(Data records for software interfaces)
================

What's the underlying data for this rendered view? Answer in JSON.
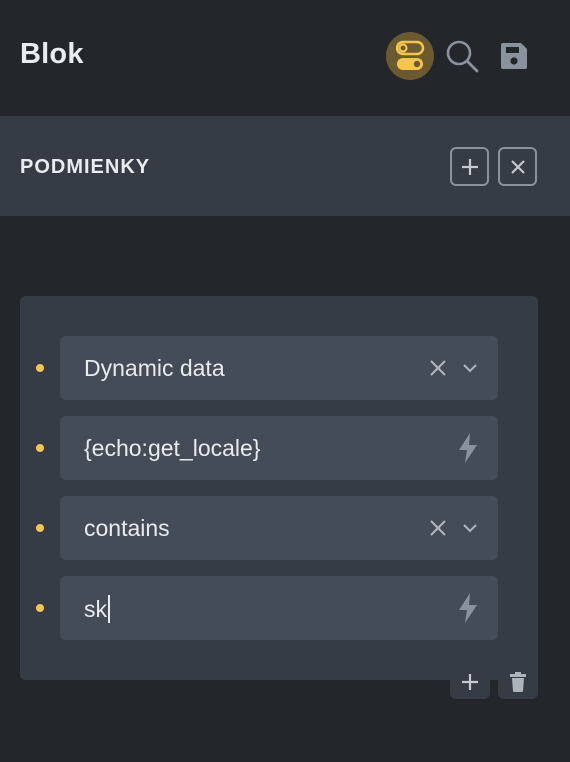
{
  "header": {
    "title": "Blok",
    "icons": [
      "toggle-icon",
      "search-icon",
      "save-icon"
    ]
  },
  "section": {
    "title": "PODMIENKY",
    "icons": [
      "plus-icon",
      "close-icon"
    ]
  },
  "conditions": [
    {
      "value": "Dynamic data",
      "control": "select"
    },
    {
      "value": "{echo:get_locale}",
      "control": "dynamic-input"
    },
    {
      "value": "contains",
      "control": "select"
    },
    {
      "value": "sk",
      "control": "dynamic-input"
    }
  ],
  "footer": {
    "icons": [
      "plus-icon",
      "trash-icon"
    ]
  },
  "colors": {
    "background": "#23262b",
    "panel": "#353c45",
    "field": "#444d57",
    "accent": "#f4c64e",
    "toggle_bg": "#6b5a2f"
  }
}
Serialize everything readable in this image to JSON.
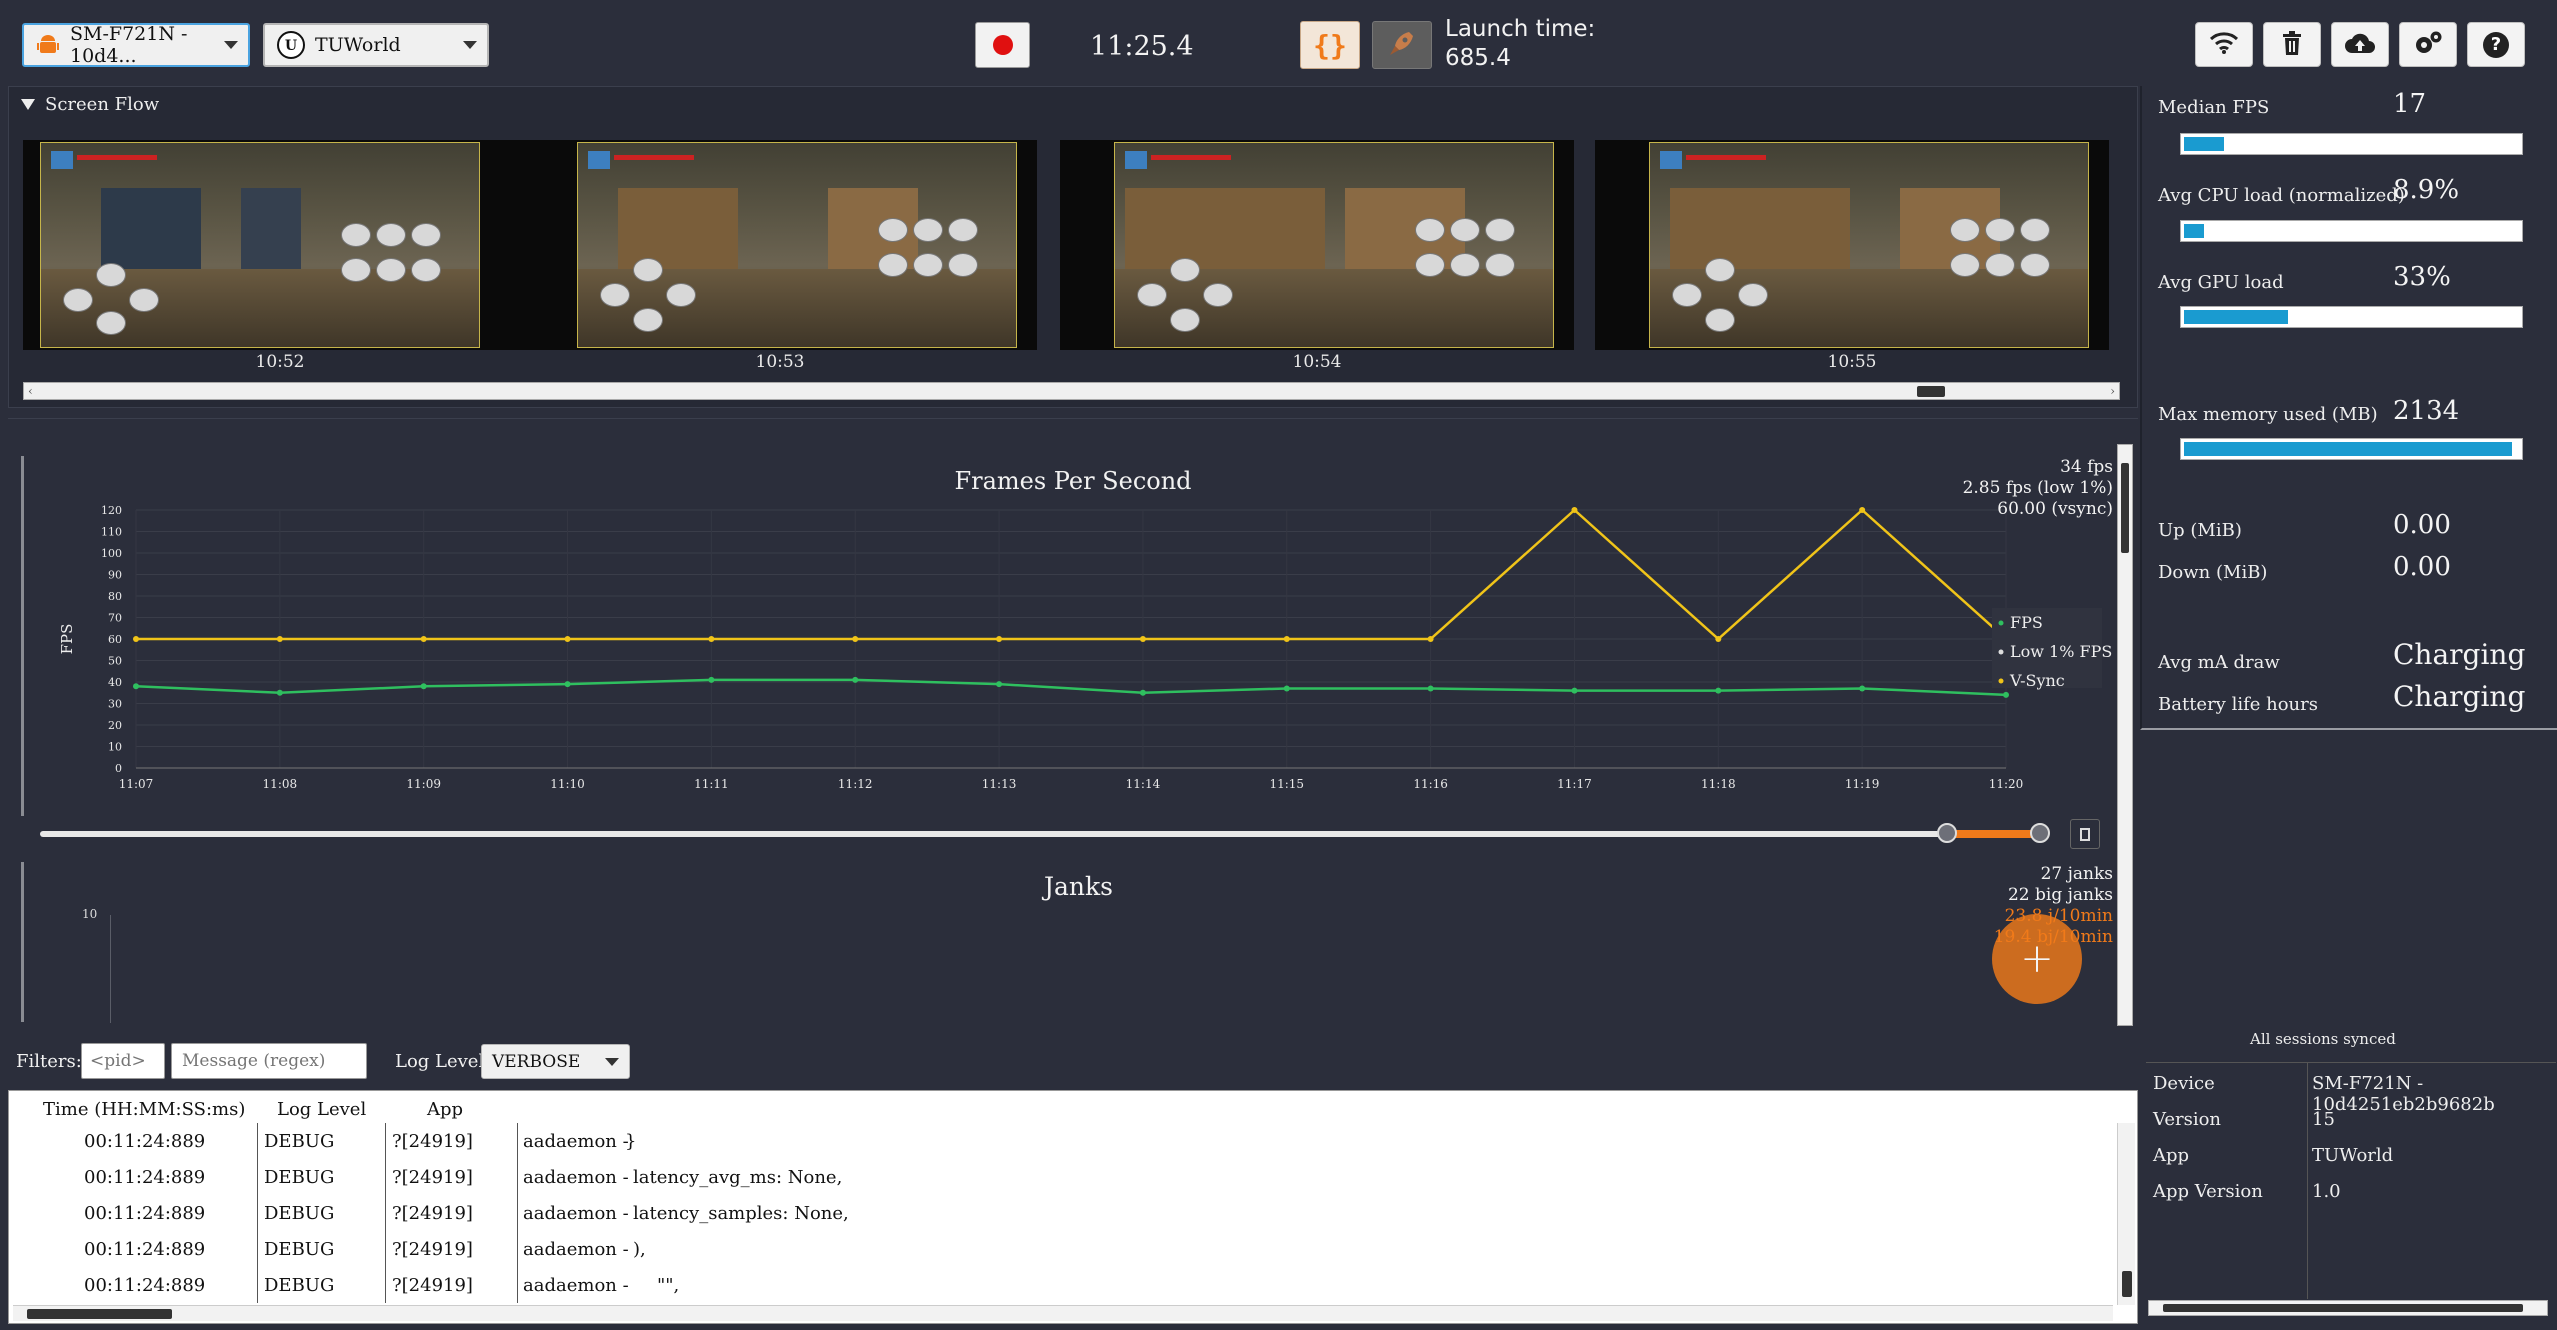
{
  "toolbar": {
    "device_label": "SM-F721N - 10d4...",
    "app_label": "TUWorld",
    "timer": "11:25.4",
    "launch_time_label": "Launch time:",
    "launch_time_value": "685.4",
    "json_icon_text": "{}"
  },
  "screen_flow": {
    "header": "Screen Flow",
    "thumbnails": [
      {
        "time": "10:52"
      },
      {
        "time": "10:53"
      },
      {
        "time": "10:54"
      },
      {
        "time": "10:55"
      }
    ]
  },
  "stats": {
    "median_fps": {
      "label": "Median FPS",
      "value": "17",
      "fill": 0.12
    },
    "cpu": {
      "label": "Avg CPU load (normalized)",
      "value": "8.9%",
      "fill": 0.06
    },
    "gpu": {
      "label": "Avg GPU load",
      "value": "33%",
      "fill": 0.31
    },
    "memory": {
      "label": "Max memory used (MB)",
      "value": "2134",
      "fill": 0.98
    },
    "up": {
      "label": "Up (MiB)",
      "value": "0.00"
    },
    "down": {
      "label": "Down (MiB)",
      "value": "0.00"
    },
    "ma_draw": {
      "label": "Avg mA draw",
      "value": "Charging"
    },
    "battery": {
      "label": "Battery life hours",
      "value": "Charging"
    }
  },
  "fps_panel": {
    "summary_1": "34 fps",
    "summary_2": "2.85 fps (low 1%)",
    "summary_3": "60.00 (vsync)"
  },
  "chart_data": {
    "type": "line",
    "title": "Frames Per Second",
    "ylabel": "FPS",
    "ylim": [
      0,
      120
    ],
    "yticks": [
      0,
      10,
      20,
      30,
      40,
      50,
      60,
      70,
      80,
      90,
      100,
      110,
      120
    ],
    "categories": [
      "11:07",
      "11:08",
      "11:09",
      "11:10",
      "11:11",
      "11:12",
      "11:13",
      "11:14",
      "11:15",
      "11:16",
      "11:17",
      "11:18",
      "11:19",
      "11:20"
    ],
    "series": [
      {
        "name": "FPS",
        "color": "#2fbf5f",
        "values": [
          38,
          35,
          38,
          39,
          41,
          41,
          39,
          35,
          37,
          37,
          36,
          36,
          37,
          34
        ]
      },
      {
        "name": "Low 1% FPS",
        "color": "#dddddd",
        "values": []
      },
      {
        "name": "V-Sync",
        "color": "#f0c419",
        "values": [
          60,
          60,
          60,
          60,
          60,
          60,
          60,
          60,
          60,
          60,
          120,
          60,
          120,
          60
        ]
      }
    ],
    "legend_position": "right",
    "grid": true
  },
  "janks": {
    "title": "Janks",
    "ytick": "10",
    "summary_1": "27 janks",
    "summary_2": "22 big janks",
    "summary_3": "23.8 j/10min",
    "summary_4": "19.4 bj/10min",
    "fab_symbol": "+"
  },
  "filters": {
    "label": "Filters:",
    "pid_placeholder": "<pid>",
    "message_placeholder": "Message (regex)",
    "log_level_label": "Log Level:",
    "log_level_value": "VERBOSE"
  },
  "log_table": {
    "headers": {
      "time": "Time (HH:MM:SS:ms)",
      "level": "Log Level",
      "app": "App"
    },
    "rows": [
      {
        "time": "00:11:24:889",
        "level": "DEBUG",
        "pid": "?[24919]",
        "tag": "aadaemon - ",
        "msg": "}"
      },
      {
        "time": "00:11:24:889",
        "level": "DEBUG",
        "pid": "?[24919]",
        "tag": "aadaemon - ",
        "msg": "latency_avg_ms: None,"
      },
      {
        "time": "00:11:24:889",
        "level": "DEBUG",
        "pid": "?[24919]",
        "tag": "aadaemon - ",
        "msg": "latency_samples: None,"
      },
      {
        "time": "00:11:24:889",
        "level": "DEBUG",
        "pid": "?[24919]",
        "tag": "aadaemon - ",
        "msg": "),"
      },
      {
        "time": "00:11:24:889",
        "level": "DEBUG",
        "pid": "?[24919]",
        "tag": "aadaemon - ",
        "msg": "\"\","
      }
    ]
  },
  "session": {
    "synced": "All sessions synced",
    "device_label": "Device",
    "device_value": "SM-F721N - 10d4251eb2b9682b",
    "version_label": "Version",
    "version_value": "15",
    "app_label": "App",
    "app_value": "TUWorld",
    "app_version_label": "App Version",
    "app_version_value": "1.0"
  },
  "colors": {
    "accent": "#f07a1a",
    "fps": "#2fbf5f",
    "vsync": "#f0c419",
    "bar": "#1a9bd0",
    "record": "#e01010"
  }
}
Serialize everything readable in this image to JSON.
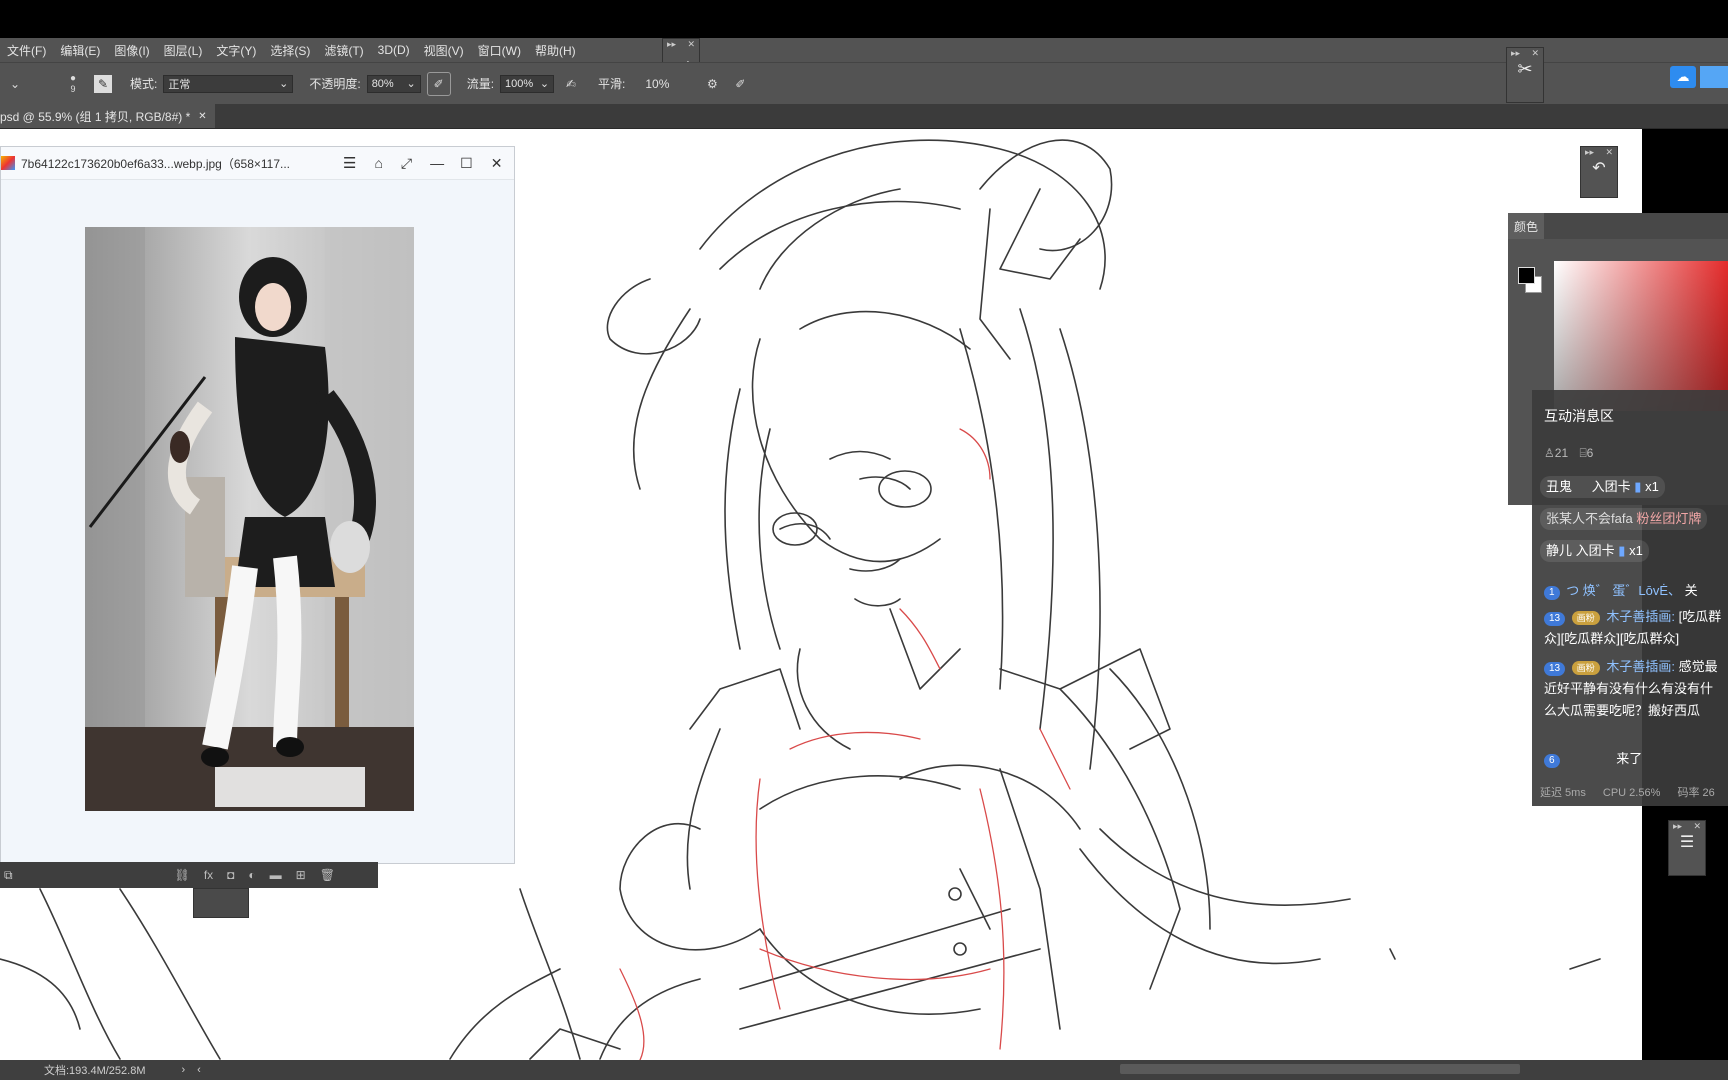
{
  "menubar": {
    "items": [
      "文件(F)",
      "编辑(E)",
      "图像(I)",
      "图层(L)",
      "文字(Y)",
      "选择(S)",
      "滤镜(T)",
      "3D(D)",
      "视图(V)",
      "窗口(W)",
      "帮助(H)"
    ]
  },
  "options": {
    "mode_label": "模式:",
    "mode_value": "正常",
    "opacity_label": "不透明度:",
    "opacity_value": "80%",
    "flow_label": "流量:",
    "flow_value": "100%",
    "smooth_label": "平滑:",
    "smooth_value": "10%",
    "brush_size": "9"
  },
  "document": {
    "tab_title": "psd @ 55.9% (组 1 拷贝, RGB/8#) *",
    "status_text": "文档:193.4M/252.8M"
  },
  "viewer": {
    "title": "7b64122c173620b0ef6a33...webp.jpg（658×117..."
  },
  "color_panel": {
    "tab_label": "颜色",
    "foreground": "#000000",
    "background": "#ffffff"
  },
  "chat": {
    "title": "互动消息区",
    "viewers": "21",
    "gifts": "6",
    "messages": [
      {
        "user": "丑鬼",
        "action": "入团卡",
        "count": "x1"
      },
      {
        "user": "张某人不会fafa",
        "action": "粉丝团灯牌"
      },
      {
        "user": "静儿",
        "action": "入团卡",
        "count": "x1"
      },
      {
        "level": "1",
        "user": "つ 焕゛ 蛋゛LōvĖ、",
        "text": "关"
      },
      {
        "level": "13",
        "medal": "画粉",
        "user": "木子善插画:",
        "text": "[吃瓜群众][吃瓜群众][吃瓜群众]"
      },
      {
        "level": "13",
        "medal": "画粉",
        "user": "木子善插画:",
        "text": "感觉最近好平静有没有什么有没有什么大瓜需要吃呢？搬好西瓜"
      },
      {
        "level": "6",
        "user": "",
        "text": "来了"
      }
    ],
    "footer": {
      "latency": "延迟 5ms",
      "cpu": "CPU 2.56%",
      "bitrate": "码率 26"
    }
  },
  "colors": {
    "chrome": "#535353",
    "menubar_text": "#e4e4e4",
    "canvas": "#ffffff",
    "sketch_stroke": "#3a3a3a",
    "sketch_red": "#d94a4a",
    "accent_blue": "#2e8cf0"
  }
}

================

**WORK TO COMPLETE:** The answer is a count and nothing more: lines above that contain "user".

**PROBLEM SOLUTION:** 7